14. A system for receiving audio modulated radio frequency signals comprising a pair of coaxial electrostatically shielded loop antennae fixed at right angles to each other, separate receiving channels connected to said loops, each of said channels Including radio frequency amplifying and rectifying means, means for measuring the relationship of the outputs of said rectifying means, a common audio amplifier controlled by the combined audio outputs of said rectifying means, and an audio signal translating device connected to the output of said audio amplifier.

15. In a radio direction finder comprising a plurality of directional antennae, separate amplifying channels connected to said antennae and a common bearing indicator having individual actuating elements of like sensitivity operatively connected to the outputs of each channel and responsive to the relative energies absorbed by said antennae from a. received signal, means for adjusting simultaneously the relative sensitivity of said actuating elements so as to conform in exact inverse ratio to the degree of amplification of said signal in each channel.

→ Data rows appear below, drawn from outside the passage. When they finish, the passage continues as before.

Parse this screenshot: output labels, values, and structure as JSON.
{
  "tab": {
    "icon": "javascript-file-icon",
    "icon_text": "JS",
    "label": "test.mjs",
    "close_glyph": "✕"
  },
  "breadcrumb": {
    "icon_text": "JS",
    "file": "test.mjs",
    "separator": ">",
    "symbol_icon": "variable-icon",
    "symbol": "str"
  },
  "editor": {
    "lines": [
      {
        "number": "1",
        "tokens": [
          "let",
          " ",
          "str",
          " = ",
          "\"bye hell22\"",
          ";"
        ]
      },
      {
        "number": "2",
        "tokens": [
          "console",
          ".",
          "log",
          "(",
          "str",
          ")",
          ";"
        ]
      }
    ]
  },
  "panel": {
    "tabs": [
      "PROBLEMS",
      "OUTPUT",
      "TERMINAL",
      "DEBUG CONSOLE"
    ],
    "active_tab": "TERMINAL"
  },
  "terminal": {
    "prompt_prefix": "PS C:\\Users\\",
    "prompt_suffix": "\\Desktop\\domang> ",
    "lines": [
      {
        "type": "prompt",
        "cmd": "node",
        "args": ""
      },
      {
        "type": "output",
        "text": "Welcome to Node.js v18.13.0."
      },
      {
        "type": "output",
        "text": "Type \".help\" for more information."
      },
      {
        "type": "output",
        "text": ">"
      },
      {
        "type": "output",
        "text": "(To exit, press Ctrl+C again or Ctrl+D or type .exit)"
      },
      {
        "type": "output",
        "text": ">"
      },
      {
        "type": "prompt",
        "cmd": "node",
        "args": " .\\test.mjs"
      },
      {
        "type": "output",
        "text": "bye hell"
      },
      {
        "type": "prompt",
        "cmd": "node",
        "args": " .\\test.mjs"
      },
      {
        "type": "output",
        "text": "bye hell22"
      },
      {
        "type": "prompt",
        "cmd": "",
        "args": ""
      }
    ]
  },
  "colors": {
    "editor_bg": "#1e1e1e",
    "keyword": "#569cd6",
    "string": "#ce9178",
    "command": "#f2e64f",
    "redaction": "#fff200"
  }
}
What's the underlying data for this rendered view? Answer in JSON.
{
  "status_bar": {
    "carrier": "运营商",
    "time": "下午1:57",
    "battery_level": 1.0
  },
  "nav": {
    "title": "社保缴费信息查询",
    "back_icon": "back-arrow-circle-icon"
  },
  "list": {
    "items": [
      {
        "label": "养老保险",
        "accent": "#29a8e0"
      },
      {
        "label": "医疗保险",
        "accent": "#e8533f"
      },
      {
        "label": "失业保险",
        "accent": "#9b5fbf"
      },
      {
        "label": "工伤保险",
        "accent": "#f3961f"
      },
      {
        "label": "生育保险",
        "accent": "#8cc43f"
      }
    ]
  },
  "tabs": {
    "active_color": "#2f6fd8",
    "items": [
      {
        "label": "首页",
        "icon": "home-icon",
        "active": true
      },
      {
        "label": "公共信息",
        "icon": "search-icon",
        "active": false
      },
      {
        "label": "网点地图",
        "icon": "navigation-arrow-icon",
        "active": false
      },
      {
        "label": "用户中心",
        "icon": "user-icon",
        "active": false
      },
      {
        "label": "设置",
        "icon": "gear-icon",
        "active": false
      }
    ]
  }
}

16. In a radio direction finder comprising a plurality of directional antennae, separate amplifying channels connected to said antennae fnd a common bearing indicator having individal actuating elements of like sensitivity operrtively connected to the outputs of each channel pnd responsive to the relative energies absorbed iy said antennae from, a received signal, means (omprising variable impedances in circuit with tach of said actuating elements for adjusting simultaneously the relative sensitivity of said actuating elements so as to conform in exact inverse ratio to the degree of amplification of said signal in each channel.

17. n a unilateral radio direction finder, a pair of similar directional antennae separate re.eiving and amiplifyg channels connected to ah directional antenna, a common bearing indicator connected to the output of eachchannel and responsive to the relative energies absorbed by said antennae from a received signal, a nondirectional antenna having an effective height 'P 9f approximately the same order as said directional antennae; means for simultaneously connecting said directional antennae in series and said non-directional antenna to the midpoint of said serially connected directional antennae O Whereby said bearing indicator will then indicate the sense of direction.

SIag4I J. O. -M EDWARD J. mairim